Chinese buyer of MiaSole to invest in research, keep US workforce.
BEIJING — The Chinese company that bought MiaSole, a California producer of thin-film solar panels, says it can make the emerging technology successful where others have suffered huge losses.
Hanergy Group’s strong finances will help MiaSole invest in research and ride out a downturn in the global solar market, while its links to customers in China and abroad will help build sales, chairman Li Hejun said. Hanergy says it is China’s biggest privately owned renewable energy company, with interests in hydro, wind and solar power.
MiaSole, in Santa Clara, Calif., was one of several well-funded US startups that invested in thin film, which is more efficient than traditional silicon cells. But they struggled after a plunge in prices of silicon cells due to a glut of supply from China hurt sales of the new technology. Producers including Solyndra, Beacon Power and Abound Solar filed for bankruptcy.
Hanergy bought MiaSole late last year from venture capital firms that financed it. The sale formally closed Jan. 8.
The acquisition reflects a growing trend for Chinese companies, flush with cash from the country’s boom, to speed their development by acquiring foreign technology and brands in industries from computers to cars to tourism.
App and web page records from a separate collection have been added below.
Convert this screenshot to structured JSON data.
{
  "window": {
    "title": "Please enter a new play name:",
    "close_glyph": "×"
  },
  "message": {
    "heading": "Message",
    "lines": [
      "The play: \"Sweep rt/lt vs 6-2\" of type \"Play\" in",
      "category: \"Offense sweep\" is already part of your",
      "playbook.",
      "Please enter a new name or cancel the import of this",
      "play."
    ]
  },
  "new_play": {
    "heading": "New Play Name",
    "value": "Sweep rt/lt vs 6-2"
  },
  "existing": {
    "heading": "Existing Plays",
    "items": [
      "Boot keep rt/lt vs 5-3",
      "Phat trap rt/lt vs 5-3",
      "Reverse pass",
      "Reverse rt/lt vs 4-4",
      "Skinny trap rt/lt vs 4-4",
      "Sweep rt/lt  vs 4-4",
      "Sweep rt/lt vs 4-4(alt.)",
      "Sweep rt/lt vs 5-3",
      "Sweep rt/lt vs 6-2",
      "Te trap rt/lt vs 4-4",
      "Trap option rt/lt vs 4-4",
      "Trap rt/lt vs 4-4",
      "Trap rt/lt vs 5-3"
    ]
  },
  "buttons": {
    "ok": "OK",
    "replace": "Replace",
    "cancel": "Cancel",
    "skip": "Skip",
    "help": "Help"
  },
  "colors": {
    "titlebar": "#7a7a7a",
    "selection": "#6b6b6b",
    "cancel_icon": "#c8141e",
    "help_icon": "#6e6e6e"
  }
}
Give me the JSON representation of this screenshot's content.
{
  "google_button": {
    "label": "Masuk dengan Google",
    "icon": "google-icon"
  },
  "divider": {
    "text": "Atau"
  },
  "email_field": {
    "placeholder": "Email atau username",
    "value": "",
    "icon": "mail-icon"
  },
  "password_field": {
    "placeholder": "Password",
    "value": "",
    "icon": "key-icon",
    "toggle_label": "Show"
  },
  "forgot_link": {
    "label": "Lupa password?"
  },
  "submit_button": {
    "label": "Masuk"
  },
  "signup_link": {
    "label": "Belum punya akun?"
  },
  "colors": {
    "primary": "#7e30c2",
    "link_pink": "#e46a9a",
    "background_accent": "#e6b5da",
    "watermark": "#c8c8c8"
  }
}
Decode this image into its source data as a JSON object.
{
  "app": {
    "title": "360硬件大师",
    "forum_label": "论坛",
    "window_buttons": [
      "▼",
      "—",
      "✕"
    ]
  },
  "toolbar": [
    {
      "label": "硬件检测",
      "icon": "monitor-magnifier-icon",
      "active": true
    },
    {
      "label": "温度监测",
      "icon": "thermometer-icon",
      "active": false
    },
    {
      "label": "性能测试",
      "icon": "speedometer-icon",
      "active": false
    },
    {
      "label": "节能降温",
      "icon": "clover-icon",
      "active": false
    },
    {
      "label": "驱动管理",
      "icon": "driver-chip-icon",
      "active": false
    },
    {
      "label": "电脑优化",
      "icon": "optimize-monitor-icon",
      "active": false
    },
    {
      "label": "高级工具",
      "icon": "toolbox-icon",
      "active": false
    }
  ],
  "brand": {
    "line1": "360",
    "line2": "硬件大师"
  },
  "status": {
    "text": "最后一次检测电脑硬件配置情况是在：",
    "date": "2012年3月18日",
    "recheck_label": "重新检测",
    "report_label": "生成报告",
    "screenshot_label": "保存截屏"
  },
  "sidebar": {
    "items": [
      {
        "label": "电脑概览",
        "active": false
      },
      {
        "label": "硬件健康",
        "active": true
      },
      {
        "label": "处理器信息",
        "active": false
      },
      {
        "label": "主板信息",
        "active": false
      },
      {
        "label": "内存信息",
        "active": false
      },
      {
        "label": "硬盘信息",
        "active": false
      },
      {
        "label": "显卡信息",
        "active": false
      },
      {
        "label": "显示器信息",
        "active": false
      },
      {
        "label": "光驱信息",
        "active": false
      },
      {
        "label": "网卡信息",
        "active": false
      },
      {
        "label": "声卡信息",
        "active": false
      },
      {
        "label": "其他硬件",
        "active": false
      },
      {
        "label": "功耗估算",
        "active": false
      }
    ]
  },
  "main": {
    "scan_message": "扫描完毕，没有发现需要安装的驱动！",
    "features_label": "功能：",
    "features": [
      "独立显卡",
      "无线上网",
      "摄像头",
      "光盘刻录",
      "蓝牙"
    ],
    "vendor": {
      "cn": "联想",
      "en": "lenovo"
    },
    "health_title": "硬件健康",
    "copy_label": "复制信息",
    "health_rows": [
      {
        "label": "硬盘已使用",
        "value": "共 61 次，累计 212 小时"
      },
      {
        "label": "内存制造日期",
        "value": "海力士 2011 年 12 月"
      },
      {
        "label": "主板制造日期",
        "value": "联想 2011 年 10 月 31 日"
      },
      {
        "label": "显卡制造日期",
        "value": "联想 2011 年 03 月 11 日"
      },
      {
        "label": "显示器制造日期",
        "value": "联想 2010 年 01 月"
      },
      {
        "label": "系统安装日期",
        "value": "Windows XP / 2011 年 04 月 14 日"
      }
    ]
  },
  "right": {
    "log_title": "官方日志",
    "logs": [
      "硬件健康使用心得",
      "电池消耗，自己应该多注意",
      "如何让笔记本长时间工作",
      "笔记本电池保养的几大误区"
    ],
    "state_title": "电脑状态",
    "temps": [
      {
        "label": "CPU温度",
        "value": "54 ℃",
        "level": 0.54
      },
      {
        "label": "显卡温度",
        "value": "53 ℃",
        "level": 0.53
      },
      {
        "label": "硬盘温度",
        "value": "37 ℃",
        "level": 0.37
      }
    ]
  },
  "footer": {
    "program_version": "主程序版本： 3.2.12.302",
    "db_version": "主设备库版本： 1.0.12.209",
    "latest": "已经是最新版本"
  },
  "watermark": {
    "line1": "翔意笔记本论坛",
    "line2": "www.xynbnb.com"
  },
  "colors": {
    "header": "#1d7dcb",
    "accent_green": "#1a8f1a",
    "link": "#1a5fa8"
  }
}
Hanergy has pledged to retain MiaSole’s US workforce of about 100 people. Li said the Chinese owner will invest in research and hire additional American staff.
Last June, Hanergy also bought a German thin-film producer, Solibro, a unit of bankrupt solar panel maker Q-Cells.
Li, who founded Hanergy in 1994 to build and operate hydroelectric dams, declined to specify how much it paid for MiaSole but said it was about one-tenth of the initial $1.2 billion asking price. News reports last year put the price at $30 million, but Li said that was only what Hanergy agreed to repay to MiaSole’s creditors as part of the purchase.
MiaSole’s backers invested more than $550 million in the company.
Producers of solar equipment were battered by a collapse in prices in 2009-10 after Chinese government grants and other support encouraged hundreds of small producers to flood into the market over the past decade.
China’s biggest producers of silicon cells have reported hundreds of millions of dollars in losses. Smaller producers have closed and industry analysts expect more mergers and bankruptcies as Beijing tries to reduce overcapacity.